“It’s a place too extreme, too formidable, too mysterious and far too big for you to go exploring. But you can come here, and you can set foot out here, beyond the edge of everything you know, and get a feel for what an entirely different world without people would look like.”
But in every age, there are some who refuse to be told what their human limits are, and are willing to risk their lives in testing them. Shackleton was one - and just a few days ago, British Army Captain Preet Chandi became another.
After two years of training in central England and Greenland, she set off alone to trek 700 miles in 40 days (an average of 17 miles a day), pulling a 90kg sled through temperatures of -50 Celsius, 60 mile-an-hour winds, poor visibility and a persistent cough & sickness (which thankfully didn’t turn out to be COVID-19).

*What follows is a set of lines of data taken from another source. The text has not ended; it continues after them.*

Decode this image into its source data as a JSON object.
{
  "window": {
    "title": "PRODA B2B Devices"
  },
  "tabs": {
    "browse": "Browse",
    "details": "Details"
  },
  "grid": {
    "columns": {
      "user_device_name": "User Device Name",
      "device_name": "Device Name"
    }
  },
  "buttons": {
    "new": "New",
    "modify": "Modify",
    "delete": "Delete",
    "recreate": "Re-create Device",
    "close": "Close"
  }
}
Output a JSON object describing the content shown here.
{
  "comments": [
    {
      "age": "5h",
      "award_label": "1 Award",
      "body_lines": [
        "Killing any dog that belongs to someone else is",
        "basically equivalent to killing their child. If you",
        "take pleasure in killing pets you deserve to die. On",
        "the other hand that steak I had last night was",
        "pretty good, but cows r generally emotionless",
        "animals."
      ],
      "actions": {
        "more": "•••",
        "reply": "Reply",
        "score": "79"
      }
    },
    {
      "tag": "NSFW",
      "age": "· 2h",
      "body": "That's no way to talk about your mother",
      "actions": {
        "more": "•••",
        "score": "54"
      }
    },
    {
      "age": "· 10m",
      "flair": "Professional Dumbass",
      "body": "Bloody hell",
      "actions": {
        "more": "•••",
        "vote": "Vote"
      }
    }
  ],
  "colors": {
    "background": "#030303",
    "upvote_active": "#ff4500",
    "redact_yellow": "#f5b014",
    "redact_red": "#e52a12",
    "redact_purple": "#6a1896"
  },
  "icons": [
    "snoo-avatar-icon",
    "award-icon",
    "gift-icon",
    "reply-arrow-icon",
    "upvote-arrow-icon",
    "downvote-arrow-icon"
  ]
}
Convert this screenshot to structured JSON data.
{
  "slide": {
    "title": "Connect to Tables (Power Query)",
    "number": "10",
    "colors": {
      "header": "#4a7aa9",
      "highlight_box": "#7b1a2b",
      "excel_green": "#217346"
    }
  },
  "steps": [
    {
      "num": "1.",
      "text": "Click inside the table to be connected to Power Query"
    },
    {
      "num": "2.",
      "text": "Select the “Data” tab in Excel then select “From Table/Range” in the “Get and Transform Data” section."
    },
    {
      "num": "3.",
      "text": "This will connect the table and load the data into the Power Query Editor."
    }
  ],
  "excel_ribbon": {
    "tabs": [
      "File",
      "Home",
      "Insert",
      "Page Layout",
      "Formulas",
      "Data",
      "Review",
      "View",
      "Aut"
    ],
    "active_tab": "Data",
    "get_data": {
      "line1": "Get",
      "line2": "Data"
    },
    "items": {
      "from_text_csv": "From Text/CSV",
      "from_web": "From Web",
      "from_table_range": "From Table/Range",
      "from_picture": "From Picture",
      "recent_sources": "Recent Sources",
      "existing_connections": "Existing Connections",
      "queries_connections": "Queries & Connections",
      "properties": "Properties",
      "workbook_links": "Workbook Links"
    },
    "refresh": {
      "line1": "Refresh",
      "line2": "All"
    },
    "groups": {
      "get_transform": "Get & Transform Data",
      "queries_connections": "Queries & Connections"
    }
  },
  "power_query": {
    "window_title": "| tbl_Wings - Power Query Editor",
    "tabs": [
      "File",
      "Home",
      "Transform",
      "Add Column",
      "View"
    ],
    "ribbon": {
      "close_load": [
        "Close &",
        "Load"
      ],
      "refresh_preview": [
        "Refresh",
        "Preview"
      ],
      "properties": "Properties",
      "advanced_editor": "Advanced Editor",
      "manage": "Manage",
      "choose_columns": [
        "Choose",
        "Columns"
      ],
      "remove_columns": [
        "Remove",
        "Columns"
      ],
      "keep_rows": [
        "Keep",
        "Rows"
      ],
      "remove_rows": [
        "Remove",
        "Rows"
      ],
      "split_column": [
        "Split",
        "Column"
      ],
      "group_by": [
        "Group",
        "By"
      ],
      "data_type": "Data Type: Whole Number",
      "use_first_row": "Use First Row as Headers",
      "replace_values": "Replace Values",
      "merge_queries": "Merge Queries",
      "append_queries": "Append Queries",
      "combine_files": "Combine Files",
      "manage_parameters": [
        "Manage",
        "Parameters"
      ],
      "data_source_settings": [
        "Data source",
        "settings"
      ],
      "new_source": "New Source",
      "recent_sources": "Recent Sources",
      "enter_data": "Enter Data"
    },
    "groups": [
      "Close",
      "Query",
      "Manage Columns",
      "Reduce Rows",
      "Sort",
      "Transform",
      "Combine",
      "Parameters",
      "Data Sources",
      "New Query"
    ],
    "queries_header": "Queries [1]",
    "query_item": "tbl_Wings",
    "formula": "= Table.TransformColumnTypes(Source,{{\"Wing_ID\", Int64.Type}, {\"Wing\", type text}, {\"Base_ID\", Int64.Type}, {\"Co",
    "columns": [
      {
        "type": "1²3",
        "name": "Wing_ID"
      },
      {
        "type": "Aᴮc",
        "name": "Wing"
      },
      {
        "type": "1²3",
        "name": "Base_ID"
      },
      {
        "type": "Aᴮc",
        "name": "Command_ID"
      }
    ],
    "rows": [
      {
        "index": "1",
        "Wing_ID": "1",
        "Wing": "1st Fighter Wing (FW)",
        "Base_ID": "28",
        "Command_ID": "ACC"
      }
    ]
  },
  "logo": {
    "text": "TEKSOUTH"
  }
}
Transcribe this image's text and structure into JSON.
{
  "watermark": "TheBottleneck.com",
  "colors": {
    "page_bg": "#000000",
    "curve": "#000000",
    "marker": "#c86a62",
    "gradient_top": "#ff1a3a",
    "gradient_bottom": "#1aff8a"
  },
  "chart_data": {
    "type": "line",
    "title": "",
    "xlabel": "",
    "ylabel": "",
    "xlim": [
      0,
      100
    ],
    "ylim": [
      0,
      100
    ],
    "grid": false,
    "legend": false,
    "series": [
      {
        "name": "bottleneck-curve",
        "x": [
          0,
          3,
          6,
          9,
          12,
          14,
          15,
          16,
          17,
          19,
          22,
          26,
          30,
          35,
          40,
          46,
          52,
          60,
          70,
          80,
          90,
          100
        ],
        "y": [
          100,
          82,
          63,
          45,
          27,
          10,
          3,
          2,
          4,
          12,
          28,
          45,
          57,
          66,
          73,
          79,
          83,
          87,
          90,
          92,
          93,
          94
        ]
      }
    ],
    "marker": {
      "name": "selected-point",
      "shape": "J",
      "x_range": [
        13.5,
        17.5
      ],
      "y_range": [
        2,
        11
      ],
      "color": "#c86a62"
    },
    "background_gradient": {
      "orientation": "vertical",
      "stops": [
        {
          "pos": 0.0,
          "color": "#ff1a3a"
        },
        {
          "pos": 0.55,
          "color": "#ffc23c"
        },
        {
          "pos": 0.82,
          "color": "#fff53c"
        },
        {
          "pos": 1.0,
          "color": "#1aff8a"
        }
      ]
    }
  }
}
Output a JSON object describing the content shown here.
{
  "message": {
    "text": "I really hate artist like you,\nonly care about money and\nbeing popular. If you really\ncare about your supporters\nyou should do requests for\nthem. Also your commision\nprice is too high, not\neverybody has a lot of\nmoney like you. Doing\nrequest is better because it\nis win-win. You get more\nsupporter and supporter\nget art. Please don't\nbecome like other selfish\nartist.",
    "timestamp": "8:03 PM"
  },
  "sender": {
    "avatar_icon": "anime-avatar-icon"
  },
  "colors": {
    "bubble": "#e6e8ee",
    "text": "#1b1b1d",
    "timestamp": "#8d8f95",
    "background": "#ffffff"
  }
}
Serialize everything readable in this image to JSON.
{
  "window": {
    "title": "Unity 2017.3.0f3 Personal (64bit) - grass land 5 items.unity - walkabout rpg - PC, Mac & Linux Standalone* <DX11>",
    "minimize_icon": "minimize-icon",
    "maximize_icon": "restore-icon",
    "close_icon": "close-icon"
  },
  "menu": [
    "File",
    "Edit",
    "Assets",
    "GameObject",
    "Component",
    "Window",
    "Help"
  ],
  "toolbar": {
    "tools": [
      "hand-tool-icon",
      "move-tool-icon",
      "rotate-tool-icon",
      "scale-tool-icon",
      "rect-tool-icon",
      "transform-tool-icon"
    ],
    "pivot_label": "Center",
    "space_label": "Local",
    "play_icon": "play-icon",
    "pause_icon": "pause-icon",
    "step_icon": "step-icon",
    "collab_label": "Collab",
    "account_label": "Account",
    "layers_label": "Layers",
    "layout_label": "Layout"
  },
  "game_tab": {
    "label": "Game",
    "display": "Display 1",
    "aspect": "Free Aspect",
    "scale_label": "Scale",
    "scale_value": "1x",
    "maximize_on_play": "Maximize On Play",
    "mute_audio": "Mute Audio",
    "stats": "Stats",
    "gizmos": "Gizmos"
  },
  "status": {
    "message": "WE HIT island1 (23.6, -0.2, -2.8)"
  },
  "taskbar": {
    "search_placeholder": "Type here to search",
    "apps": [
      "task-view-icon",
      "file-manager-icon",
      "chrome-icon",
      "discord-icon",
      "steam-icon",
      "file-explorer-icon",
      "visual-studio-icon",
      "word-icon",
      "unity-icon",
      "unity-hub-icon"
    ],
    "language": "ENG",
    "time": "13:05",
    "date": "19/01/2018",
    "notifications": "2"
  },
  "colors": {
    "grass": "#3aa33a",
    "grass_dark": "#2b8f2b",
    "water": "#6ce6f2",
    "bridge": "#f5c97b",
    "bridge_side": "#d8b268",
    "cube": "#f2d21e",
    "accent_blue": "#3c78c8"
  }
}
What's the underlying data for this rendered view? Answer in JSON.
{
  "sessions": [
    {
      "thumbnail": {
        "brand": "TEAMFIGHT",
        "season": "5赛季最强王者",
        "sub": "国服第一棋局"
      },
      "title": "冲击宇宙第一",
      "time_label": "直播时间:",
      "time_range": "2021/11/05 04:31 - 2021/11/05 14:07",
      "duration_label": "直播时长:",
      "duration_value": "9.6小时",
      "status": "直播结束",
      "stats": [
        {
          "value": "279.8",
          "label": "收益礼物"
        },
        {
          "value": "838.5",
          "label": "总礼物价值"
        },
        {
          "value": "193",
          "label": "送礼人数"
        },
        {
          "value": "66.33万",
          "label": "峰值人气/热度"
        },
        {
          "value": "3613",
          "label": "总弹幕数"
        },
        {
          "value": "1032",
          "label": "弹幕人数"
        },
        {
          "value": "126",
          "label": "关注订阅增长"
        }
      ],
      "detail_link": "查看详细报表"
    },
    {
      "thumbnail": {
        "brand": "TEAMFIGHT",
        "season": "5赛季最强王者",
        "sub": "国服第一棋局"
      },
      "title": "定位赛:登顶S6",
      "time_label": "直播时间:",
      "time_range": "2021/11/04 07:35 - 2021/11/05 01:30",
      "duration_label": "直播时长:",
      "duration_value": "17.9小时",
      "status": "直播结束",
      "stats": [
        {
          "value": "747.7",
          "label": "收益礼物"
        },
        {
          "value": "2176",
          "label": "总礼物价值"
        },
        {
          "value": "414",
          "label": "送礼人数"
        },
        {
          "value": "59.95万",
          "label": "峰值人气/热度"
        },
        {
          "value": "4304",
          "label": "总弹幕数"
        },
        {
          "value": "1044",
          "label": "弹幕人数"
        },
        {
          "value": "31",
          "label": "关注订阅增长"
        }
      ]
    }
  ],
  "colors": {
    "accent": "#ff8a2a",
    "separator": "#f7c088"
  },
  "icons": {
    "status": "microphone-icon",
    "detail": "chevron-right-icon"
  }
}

She’s the first person to reach the South Pole on foot in the last two years, and believed to be the first non-white woman to do it - with the women’s record for the fastest trek belonging to Johanna Davidsson from Sweden in 2016 (38 days, 23 hours, 55 minutes).
Captain Chandi, an Army physiotherapist by trade, completed her incredible journey days earlier than planned (!), and sent the following message from the Pole:
“I made it to the South Pole where it's snowing. Feeling so many emotions right now. I knew nothing about the polar world three years ago and it feels so surreal to finally be here. It was tough getting here and I want to thank everybody for their support. This expedition was always about so much more than me. I wanted to encourage people to push boundaries and believe in themselves."
Speaking to The Guardian during her pre-expedition training, she said:
“I am an Asian woman; I’m not the image that people expect to see out there. People say the outdoors is for everyone and yes, it is. But if you come from a community that is not involved in it at all, or you don’t see anybody that looks like you doing it, it can be really hard.”
Whether this is her only visit to Antarctica or the first of many, she’s left her mark - and will inspire others to follow her example, just as Shackleton did. How far will humanity’s obsession with the least welcoming place on our planet go?
Perhaps this is just the tip of the iceberg.
If all this has given you a hankering for the ends of the earth, join us on our 11-night cruise through the majestic fjords of Norway at the end of April.